HIPAA’s Records Retention Requirements

A lot of covered entities do not fully understand the requirements of HIPAA medical records retention and other records retention. However, the retention requirements that HIPAA implements are fairly basic. This article hopes to shed light on this topic.

The first thing entities need to understand is “there is no HIPAA medical records retention period.” The Privacy Rule does not require a specific length of time to retain or keep medical records. Each state can stipulate this requirement of medical records retention in its laws. Hence, the responsibility to know the state laws regarding the retention period of medical records rests on every Covered Entity and Business Associate. As a general rule, the length of retention periods depends on the types of records and the owner of the records (if minors, for example). Below are some of the medical records retention policies imposed in certain states.

  • Florida – Medical records are retained for five years by doctors. Hospitals need to retain medical records for seven years.
  • Nevada – Medical records are retained for at least five years by healthcare providers. If a minor owns the medical records, retention of the records is required until the patient is 23 years old.
  • North Carolina – Medical records are retained by hospitals for 11 years from the day the patient was discharged. The medical records of minors are kept until the patient is 30 years old.

HIPAA does not insist on any medical records retention requirement, but there is a required retention period for other HIPAA-related documents.
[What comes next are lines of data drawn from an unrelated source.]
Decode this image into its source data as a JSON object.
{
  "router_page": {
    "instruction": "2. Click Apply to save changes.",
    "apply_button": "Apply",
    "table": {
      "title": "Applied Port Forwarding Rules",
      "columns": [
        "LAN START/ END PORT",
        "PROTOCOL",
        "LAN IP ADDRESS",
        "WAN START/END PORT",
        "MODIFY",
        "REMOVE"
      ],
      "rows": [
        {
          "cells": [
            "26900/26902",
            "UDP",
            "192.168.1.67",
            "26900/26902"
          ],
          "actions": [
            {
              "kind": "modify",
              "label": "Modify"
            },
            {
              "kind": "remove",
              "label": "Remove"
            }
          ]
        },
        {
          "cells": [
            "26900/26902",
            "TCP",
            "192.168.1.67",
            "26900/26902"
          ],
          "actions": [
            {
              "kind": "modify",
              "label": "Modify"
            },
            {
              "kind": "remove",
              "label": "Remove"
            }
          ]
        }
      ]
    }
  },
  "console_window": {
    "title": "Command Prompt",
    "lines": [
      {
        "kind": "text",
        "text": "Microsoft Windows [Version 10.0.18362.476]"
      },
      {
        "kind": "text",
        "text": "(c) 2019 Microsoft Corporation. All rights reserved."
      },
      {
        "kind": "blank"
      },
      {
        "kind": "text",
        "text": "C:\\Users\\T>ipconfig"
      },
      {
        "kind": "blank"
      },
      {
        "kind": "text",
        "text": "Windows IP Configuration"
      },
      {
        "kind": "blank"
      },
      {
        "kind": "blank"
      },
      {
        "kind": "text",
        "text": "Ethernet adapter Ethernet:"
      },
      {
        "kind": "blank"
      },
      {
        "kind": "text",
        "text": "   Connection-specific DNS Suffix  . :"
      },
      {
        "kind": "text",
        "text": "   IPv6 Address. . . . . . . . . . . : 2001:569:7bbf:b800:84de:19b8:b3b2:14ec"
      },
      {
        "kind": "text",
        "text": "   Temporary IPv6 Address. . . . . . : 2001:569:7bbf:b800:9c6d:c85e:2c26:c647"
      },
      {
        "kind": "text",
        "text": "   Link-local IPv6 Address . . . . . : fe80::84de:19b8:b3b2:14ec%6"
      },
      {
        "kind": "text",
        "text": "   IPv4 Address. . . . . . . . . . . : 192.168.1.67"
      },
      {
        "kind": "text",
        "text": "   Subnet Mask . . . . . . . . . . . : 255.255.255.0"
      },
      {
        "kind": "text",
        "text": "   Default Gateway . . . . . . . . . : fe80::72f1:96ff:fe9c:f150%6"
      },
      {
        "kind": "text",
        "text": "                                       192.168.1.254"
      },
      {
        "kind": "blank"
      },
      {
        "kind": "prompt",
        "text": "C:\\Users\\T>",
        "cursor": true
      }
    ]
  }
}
As per CFR §164.316(b)(1), covered entities need to retain copies of the policies and procedures they implement to comply with HIPAA. Records or logs of any action, activity or assessment must be retained as well.

According to CFR §164.316(b)(2)(i), certain documents must be retained for no less than six years from the time of creating the document. For policies, retention period starts from when it was last in effect. Hence, a policy that is implemented for 3 years prior to revision must have a copy of its original policy retained for at least 9 years since its creation.

The following documents are subject to the HIPAA records retention requirements. Depending on the nature of business, a covered entity or business associate may or may not need to retain copies of these documents.

  • Authorizations for PHI disclosure
  • Business Associate Agreements
  • Complaint and resolution documentation
  • Disaster recovery and contingency plans
  • Employee sanction policies
  • Incident and breach notification documentation
  • IT security system reviews (including new procedures or technologies implemented)
  • Information security and privacy policies
  • Logs recording access to and updating of PHI
  • Notices of privacy practices
  • Physical security maintenance records
  • Risk assessments and risk analyses

Besides what has been mentioned, there are other record retention requirements below:

  • Insurance companies should know the FINRA requirements.
  • Medicare managed care program providers need to retain records for 10 years.
  • Healthcare providers must know the retention requirements of the Centers for Medicare & Medicaid Services (CMS). At least 5 years retention period is required for cost reports after its closure.
  • Employers should understand the record retention requirements of the Employee Retirement Incomes Security Act and Fair Labor Standards Act.
  • Covered entities and business associates may need documentation in cases of personal injury or breach of contract disputes. Because of this, documentation must be retained as long as necessary, which depends on the relevant Statute of Limitations in force in the state wherein the entity is operating.